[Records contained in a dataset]
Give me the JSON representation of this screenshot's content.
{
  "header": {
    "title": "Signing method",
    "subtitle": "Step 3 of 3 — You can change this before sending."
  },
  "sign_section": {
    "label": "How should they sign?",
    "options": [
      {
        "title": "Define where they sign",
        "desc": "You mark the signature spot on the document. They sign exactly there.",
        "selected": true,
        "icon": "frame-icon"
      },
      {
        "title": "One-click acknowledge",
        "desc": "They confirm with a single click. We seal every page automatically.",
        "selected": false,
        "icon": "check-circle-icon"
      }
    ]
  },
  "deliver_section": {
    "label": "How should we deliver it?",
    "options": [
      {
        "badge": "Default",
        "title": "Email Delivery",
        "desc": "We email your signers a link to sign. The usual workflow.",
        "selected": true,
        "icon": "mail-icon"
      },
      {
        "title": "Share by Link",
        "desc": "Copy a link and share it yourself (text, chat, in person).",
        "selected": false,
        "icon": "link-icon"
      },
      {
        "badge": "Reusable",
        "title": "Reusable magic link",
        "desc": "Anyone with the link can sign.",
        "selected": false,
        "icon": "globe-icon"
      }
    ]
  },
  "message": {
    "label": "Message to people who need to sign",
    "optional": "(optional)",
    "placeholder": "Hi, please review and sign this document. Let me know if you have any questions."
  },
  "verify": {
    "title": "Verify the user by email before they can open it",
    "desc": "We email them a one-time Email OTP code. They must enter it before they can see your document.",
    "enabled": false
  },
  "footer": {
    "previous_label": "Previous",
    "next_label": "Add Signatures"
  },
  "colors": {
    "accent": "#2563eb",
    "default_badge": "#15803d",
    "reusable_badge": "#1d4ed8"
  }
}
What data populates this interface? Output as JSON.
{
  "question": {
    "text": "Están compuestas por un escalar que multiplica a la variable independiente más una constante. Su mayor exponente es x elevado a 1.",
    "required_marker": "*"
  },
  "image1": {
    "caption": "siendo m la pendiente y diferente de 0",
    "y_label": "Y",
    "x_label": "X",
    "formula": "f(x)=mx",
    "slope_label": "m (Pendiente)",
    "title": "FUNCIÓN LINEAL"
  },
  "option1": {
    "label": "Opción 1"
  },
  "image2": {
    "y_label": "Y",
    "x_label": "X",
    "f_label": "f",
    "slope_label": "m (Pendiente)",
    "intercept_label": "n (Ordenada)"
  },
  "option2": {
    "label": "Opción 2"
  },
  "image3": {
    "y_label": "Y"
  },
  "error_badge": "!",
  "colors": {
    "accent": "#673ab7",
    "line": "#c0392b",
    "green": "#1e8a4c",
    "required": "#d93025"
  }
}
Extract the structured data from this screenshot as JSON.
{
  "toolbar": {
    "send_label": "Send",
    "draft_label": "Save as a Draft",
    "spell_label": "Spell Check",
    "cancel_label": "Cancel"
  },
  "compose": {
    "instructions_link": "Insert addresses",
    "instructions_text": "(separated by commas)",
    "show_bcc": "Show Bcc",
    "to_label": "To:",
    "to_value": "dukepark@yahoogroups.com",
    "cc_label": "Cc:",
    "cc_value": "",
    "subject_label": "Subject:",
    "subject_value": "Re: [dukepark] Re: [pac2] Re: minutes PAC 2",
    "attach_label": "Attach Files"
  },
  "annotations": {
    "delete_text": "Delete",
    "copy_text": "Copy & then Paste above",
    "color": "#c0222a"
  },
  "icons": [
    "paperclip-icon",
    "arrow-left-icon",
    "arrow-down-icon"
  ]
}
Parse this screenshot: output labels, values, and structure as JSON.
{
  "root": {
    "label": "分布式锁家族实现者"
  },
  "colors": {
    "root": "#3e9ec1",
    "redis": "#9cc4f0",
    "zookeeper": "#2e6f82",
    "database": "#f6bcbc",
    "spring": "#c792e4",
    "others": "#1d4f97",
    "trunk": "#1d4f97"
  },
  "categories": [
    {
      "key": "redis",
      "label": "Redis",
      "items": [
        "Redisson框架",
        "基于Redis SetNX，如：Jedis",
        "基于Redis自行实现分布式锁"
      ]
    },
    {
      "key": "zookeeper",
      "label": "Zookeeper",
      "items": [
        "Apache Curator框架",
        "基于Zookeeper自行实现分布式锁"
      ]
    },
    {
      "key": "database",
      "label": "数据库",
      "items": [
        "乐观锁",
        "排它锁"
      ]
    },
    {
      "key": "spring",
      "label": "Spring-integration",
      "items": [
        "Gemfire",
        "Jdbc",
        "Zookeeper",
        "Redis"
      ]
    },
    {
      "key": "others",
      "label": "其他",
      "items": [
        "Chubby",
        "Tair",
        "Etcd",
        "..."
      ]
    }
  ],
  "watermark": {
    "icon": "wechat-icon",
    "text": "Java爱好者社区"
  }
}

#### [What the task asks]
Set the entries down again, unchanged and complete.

#### [Solution for this problem]
Give me the JSON representation of this screenshot's content.
{
  "header": {
    "title": "Signing method",
    "subtitle": "Step 3 of 3 — You can change this before sending."
  },
  "sign_section": {
    "label": "How should they sign?",
    "options": [
      {
        "title": "Define where they sign",
        "desc": "You mark the signature spot on the document. They sign exactly there.",
        "selected": true,
        "icon": "frame-icon"
      },
      {
        "title": "One-click acknowledge",
        "desc": "They confirm with a single click. We seal every page automatically.",
        "selected": false,
        "icon": "check-circle-icon"
      }
    ]
  },
  "deliver_section": {
    "label": "How should we deliver it?",
    "options": [
      {
        "badge": "Default",
        "title": "Email Delivery",
        "desc": "We email your signers a link to sign. The usual workflow.",
        "selected": true,
        "icon": "mail-icon"
      },
      {
        "title": "Share by Link",
        "desc": "Copy a link and share it yourself (text, chat, in person).",
        "selected": false,
        "icon": "link-icon"
      },
      {
        "badge": "Reusable",
        "title": "Reusable magic link",
        "desc": "Anyone with the link can sign.",
        "selected": false,
        "icon": "globe-icon"
      }
    ]
  },
  "message": {
    "label": "Message to people who need to sign",
    "optional": "(optional)",
    "placeholder": "Hi, please review and sign this document. Let me know if you have any questions."
  },
  "verify": {
    "title": "Verify the user by email before they can open it",
    "desc": "We email them a one-time Email OTP code. They must enter it before they can see your document.",
    "enabled": false
  },
  "footer": {
    "previous_label": "Previous",
    "next_label": "Add Signatures"
  },
  "colors": {
    "accent": "#2563eb",
    "default_badge": "#15803d",
    "reusable_badge": "#1d4ed8"
  }
}
What data populates this interface? Output as JSON.
{
  "question": {
    "text": "Están compuestas por un escalar que multiplica a la variable independiente más una constante. Su mayor exponente es x elevado a 1.",
    "required_marker": "*"
  },
  "image1": {
    "caption": "siendo m la pendiente y diferente de 0",
    "y_label": "Y",
    "x_label": "X",
    "formula": "f(x)=mx",
    "slope_label": "m (Pendiente)",
    "title": "FUNCIÓN LINEAL"
  },
  "option1": {
    "label": "Opción 1"
  },
  "image2": {
    "y_label": "Y",
    "x_label": "X",
    "f_label": "f",
    "slope_label": "m (Pendiente)",
    "intercept_label": "n (Ordenada)"
  },
  "option2": {
    "label": "Opción 2"
  },
  "image3": {
    "y_label": "Y"
  },
  "error_badge": "!",
  "colors": {
    "accent": "#673ab7",
    "line": "#c0392b",
    "green": "#1e8a4c",
    "required": "#d93025"
  }
}
Extract the structured data from this screenshot as JSON.
{
  "toolbar": {
    "send_label": "Send",
    "draft_label": "Save as a Draft",
    "spell_label": "Spell Check",
    "cancel_label": "Cancel"
  },
  "compose": {
    "instructions_link": "Insert addresses",
    "instructions_text": "(separated by commas)",
    "show_bcc": "Show Bcc",
    "to_label": "To:",
    "to_value": "dukepark@yahoogroups.com",
    "cc_label": "Cc:",
    "cc_value": "",
    "subject_label": "Subject:",
    "subject_value": "Re: [dukepark] Re: [pac2] Re: minutes PAC 2",
    "attach_label": "Attach Files"
  },
  "annotations": {
    "delete_text": "Delete",
    "copy_text": "Copy & then Paste above",
    "color": "#c0222a"
  },
  "icons": [
    "paperclip-icon",
    "arrow-left-icon",
    "arrow-down-icon"
  ]
}
Parse this screenshot: output labels, values, and structure as JSON.
{
  "root": {
    "label": "分布式锁家族实现者"
  },
  "colors": {
    "root": "#3e9ec1",
    "redis": "#9cc4f0",
    "zookeeper": "#2e6f82",
    "database": "#f6bcbc",
    "spring": "#c792e4",
    "others": "#1d4f97",
    "trunk": "#1d4f97"
  },
  "categories": [
    {
      "key": "redis",
      "label": "Redis",
      "items": [
        "Redisson框架",
        "基于Redis SetNX，如：Jedis",
        "基于Redis自行实现分布式锁"
      ]
    },
    {
      "key": "zookeeper",
      "label": "Zookeeper",
      "items": [
        "Apache Curator框架",
        "基于Zookeeper自行实现分布式锁"
      ]
    },
    {
      "key": "database",
      "label": "数据库",
      "items": [
        "乐观锁",
        "排它锁"
      ]
    },
    {
      "key": "spring",
      "label": "Spring-integration",
      "items": [
        "Gemfire",
        "Jdbc",
        "Zookeeper",
        "Redis"
      ]
    },
    {
      "key": "others",
      "label": "其他",
      "items": [
        "Chubby",
        "Tair",
        "Etcd",
        "..."
      ]
    }
  ],
  "watermark": {
    "icon": "wechat-icon",
    "text": "Java爱好者社区"
  }
}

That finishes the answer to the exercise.